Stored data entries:
%%

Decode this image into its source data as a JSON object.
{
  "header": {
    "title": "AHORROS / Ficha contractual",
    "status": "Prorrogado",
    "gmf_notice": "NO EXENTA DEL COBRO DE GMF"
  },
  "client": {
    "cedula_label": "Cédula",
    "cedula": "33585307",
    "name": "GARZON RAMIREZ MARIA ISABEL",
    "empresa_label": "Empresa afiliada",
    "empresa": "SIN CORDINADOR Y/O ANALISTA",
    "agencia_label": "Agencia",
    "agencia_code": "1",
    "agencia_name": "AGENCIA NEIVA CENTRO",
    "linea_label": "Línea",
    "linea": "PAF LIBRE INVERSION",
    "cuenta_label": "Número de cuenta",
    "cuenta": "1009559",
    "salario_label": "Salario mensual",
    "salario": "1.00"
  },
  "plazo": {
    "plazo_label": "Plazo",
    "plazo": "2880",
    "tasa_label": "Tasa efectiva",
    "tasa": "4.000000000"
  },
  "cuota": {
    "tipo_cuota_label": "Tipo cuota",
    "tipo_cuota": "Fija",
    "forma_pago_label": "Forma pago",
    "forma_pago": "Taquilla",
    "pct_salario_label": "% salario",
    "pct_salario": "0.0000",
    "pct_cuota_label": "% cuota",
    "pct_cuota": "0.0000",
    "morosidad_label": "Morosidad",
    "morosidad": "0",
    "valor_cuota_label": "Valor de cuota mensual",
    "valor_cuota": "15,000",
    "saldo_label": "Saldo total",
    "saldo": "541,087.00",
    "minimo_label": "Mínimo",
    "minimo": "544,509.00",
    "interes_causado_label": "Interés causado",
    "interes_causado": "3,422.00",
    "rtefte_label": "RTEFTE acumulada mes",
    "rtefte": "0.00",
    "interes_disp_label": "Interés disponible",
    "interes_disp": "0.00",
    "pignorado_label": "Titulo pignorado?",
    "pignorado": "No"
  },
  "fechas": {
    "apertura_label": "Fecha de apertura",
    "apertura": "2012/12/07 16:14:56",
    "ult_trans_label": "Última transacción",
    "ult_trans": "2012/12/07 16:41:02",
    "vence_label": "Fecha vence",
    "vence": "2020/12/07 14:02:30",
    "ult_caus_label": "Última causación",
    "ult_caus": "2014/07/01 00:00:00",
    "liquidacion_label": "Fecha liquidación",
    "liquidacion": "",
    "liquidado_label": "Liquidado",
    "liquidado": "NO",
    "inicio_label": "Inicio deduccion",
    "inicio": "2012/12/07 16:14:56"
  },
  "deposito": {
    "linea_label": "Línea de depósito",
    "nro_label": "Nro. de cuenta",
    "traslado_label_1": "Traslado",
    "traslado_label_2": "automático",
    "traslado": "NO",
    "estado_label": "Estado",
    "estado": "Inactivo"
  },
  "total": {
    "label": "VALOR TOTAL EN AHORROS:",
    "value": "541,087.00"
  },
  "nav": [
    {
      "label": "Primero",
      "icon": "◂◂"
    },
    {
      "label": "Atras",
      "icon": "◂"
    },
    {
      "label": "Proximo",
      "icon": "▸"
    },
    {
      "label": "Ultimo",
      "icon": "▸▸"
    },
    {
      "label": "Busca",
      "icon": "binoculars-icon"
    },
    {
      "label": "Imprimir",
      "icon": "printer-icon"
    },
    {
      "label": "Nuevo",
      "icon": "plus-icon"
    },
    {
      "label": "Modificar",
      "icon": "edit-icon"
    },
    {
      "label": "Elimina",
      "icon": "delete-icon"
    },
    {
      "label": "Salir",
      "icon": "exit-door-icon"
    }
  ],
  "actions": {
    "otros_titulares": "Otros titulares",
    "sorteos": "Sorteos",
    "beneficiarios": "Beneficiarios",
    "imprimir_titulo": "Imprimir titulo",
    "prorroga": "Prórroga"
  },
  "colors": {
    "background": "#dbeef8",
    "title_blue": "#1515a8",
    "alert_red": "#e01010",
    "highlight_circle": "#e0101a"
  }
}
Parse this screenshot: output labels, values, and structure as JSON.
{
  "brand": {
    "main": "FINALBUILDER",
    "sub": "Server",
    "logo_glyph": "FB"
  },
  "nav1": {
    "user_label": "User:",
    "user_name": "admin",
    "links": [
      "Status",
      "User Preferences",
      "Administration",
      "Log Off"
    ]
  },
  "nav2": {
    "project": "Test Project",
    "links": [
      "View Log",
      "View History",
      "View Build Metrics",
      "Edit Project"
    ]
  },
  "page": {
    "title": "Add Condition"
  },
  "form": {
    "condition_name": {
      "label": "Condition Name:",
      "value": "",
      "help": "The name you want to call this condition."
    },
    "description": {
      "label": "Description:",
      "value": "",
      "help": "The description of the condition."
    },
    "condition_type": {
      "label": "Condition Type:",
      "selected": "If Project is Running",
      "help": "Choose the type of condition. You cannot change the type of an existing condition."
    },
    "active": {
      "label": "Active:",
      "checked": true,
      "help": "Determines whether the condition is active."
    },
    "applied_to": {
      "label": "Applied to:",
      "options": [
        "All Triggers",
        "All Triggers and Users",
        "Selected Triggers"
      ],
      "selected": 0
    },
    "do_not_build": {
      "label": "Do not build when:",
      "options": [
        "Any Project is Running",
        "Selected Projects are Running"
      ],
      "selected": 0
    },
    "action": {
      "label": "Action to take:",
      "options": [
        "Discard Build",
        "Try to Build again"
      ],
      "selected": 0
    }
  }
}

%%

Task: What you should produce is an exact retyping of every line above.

Exercise response:
Decode this image into its source data as a JSON object.
{
  "header": {
    "title": "AHORROS / Ficha contractual",
    "status": "Prorrogado",
    "gmf_notice": "NO EXENTA DEL COBRO DE GMF"
  },
  "client": {
    "cedula_label": "Cédula",
    "cedula": "33585307",
    "name": "GARZON RAMIREZ MARIA ISABEL",
    "empresa_label": "Empresa afiliada",
    "empresa": "SIN CORDINADOR Y/O ANALISTA",
    "agencia_label": "Agencia",
    "agencia_code": "1",
    "agencia_name": "AGENCIA NEIVA CENTRO",
    "linea_label": "Línea",
    "linea": "PAF LIBRE INVERSION",
    "cuenta_label": "Número de cuenta",
    "cuenta": "1009559",
    "salario_label": "Salario mensual",
    "salario": "1.00"
  },
  "plazo": {
    "plazo_label": "Plazo",
    "plazo": "2880",
    "tasa_label": "Tasa efectiva",
    "tasa": "4.000000000"
  },
  "cuota": {
    "tipo_cuota_label": "Tipo cuota",
    "tipo_cuota": "Fija",
    "forma_pago_label": "Forma pago",
    "forma_pago": "Taquilla",
    "pct_salario_label": "% salario",
    "pct_salario": "0.0000",
    "pct_cuota_label": "% cuota",
    "pct_cuota": "0.0000",
    "morosidad_label": "Morosidad",
    "morosidad": "0",
    "valor_cuota_label": "Valor de cuota mensual",
    "valor_cuota": "15,000",
    "saldo_label": "Saldo total",
    "saldo": "541,087.00",
    "minimo_label": "Mínimo",
    "minimo": "544,509.00",
    "interes_causado_label": "Interés causado",
    "interes_causado": "3,422.00",
    "rtefte_label": "RTEFTE acumulada mes",
    "rtefte": "0.00",
    "interes_disp_label": "Interés disponible",
    "interes_disp": "0.00",
    "pignorado_label": "Titulo pignorado?",
    "pignorado": "No"
  },
  "fechas": {
    "apertura_label": "Fecha de apertura",
    "apertura": "2012/12/07 16:14:56",
    "ult_trans_label": "Última transacción",
    "ult_trans": "2012/12/07 16:41:02",
    "vence_label": "Fecha vence",
    "vence": "2020/12/07 14:02:30",
    "ult_caus_label": "Última causación",
    "ult_caus": "2014/07/01 00:00:00",
    "liquidacion_label": "Fecha liquidación",
    "liquidacion": "",
    "liquidado_label": "Liquidado",
    "liquidado": "NO",
    "inicio_label": "Inicio deduccion",
    "inicio": "2012/12/07 16:14:56"
  },
  "deposito": {
    "linea_label": "Línea de depósito",
    "nro_label": "Nro. de cuenta",
    "traslado_label_1": "Traslado",
    "traslado_label_2": "automático",
    "traslado": "NO",
    "estado_label": "Estado",
    "estado": "Inactivo"
  },
  "total": {
    "label": "VALOR TOTAL EN AHORROS:",
    "value": "541,087.00"
  },
  "nav": [
    {
      "label": "Primero",
      "icon": "◂◂"
    },
    {
      "label": "Atras",
      "icon": "◂"
    },
    {
      "label": "Proximo",
      "icon": "▸"
    },
    {
      "label": "Ultimo",
      "icon": "▸▸"
    },
    {
      "label": "Busca",
      "icon": "binoculars-icon"
    },
    {
      "label": "Imprimir",
      "icon": "printer-icon"
    },
    {
      "label": "Nuevo",
      "icon": "plus-icon"
    },
    {
      "label": "Modificar",
      "icon": "edit-icon"
    },
    {
      "label": "Elimina",
      "icon": "delete-icon"
    },
    {
      "label": "Salir",
      "icon": "exit-door-icon"
    }
  ],
  "actions": {
    "otros_titulares": "Otros titulares",
    "sorteos": "Sorteos",
    "beneficiarios": "Beneficiarios",
    "imprimir_titulo": "Imprimir titulo",
    "prorroga": "Prórroga"
  },
  "colors": {
    "background": "#dbeef8",
    "title_blue": "#1515a8",
    "alert_red": "#e01010",
    "highlight_circle": "#e0101a"
  }
}
Parse this screenshot: output labels, values, and structure as JSON.
{
  "brand": {
    "main": "FINALBUILDER",
    "sub": "Server",
    "logo_glyph": "FB"
  },
  "nav1": {
    "user_label": "User:",
    "user_name": "admin",
    "links": [
      "Status",
      "User Preferences",
      "Administration",
      "Log Off"
    ]
  },
  "nav2": {
    "project": "Test Project",
    "links": [
      "View Log",
      "View History",
      "View Build Metrics",
      "Edit Project"
    ]
  },
  "page": {
    "title": "Add Condition"
  },
  "form": {
    "condition_name": {
      "label": "Condition Name:",
      "value": "",
      "help": "The name you want to call this condition."
    },
    "description": {
      "label": "Description:",
      "value": "",
      "help": "The description of the condition."
    },
    "condition_type": {
      "label": "Condition Type:",
      "selected": "If Project is Running",
      "help": "Choose the type of condition. You cannot change the type of an existing condition."
    },
    "active": {
      "label": "Active:",
      "checked": true,
      "help": "Determines whether the condition is active."
    },
    "applied_to": {
      "label": "Applied to:",
      "options": [
        "All Triggers",
        "All Triggers and Users",
        "Selected Triggers"
      ],
      "selected": 0
    },
    "do_not_build": {
      "label": "Do not build when:",
      "options": [
        "Any Project is Running",
        "Selected Projects are Running"
      ],
      "selected": 0
    },
    "action": {
      "label": "Action to take:",
      "options": [
        "Discard Build",
        "Try to Build again"
      ],
      "selected": 0
    }
  }
}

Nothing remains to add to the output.